▶

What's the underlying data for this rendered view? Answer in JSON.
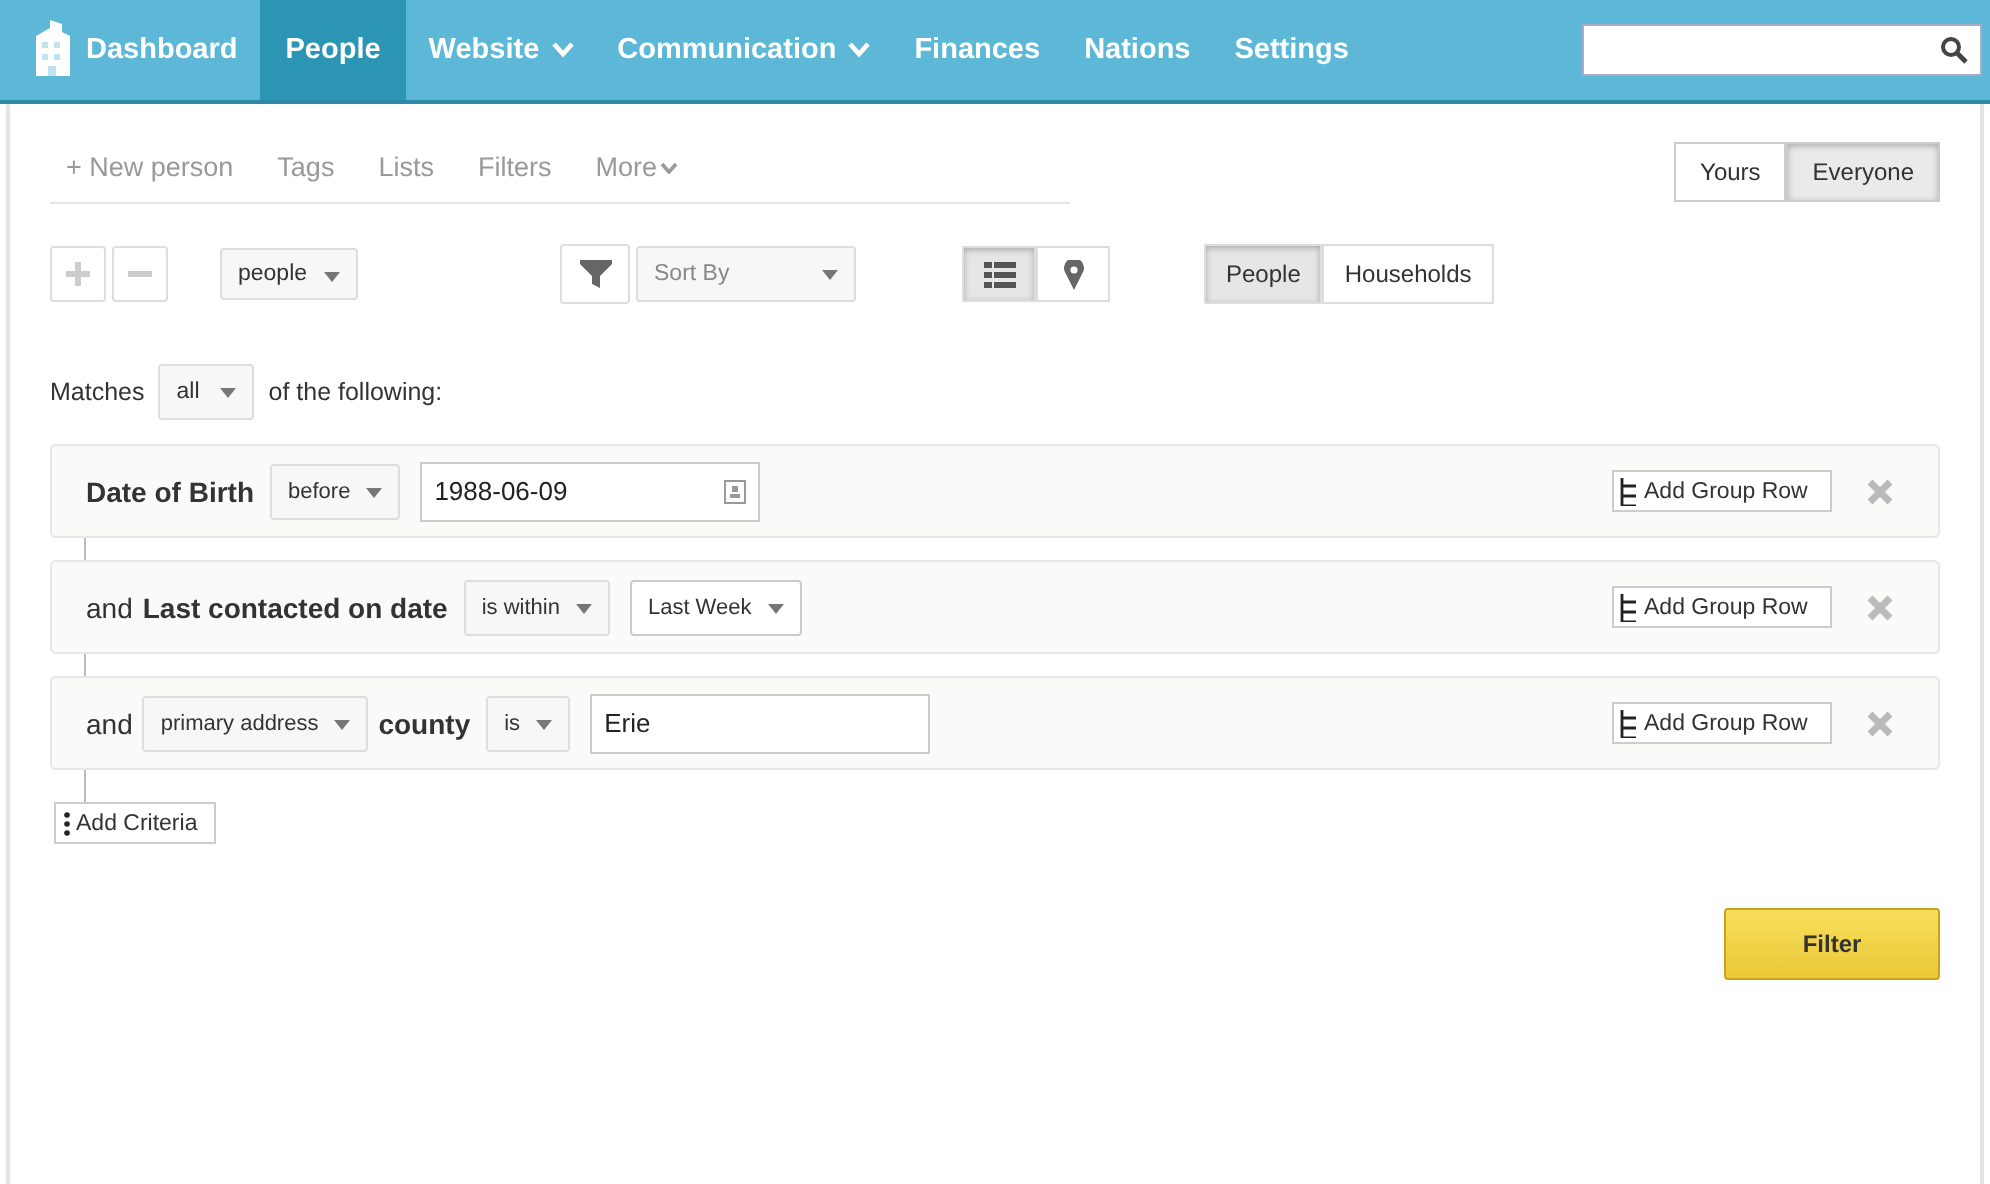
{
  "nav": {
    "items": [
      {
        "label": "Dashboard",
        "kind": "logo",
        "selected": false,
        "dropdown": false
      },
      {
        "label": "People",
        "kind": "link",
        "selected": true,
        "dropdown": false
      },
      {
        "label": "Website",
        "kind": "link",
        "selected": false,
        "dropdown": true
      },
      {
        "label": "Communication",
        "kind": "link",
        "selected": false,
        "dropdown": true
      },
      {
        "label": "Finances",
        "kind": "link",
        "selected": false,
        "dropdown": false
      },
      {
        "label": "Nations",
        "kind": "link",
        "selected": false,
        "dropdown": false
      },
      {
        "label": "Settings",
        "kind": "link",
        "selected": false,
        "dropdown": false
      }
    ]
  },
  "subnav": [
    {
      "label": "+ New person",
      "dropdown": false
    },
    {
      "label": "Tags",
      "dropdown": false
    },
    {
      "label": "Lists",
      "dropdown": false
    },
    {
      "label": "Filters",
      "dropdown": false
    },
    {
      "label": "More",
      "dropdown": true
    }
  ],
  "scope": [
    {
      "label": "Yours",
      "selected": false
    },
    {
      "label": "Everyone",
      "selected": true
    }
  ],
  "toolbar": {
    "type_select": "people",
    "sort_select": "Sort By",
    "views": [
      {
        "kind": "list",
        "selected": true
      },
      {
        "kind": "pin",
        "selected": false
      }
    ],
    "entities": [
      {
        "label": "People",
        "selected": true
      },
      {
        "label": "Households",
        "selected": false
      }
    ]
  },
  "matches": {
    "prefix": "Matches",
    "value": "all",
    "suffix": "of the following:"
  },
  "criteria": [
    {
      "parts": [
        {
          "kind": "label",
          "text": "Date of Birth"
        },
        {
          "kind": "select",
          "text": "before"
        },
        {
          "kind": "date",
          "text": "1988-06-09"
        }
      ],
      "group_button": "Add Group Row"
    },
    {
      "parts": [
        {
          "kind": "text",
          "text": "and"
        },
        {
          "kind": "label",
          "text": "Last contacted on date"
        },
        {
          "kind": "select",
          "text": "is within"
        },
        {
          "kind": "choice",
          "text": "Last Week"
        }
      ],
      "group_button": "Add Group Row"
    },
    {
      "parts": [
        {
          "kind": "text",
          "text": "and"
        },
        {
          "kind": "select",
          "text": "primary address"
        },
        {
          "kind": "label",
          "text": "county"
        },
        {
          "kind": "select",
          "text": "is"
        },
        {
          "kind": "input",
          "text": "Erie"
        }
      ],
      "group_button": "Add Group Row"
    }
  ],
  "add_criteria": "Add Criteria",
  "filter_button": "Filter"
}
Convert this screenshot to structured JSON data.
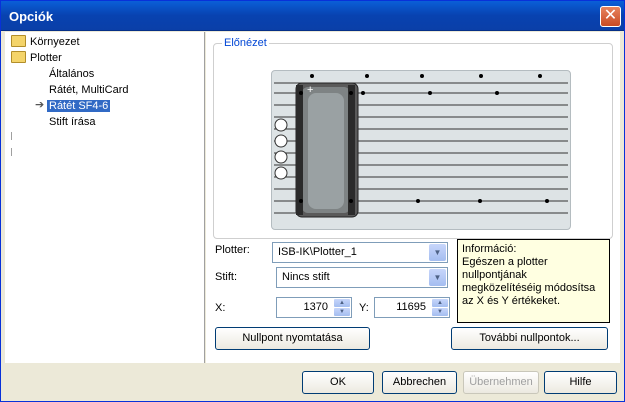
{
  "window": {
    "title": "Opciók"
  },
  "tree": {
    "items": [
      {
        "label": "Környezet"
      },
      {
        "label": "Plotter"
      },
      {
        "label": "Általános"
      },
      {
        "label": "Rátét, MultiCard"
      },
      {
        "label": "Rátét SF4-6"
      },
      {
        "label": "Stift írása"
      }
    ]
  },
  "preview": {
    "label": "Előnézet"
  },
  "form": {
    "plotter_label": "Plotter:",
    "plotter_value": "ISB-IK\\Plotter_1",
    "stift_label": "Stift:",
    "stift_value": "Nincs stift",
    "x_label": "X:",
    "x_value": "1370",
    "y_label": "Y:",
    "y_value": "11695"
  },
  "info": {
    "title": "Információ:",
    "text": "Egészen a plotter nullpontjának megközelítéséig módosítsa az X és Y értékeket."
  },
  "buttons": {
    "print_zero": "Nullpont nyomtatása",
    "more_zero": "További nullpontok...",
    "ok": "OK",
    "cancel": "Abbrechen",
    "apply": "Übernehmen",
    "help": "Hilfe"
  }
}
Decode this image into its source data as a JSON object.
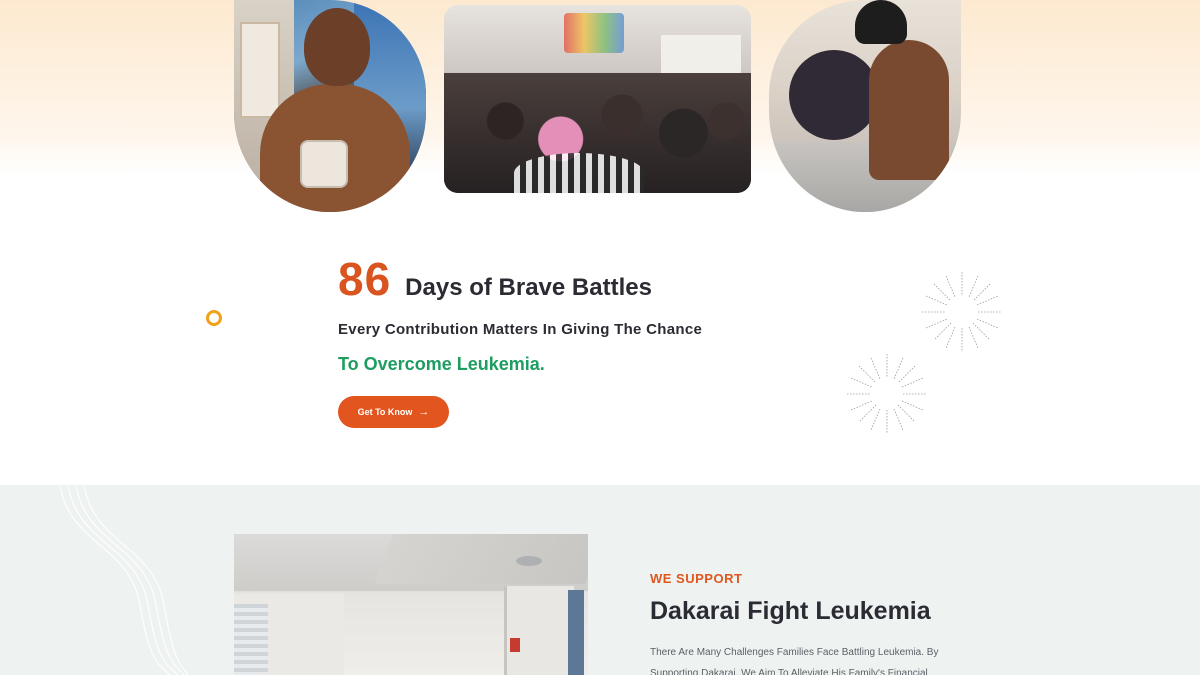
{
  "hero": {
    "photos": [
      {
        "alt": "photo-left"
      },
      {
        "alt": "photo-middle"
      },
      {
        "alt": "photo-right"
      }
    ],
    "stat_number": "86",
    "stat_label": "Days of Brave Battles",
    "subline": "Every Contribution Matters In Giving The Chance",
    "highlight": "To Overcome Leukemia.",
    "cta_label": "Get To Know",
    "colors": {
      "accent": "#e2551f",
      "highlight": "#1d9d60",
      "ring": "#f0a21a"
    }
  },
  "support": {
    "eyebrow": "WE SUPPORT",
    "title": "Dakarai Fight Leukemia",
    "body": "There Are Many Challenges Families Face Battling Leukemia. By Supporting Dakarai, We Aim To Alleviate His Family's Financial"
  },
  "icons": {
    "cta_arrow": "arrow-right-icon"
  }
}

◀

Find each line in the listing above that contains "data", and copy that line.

**Answer to this exercise:**
What's the underlying data for this rendered view? Answer in JSON.
Convert this screenshot to structured JSON data.
Decode this image into its source data as a JSON object.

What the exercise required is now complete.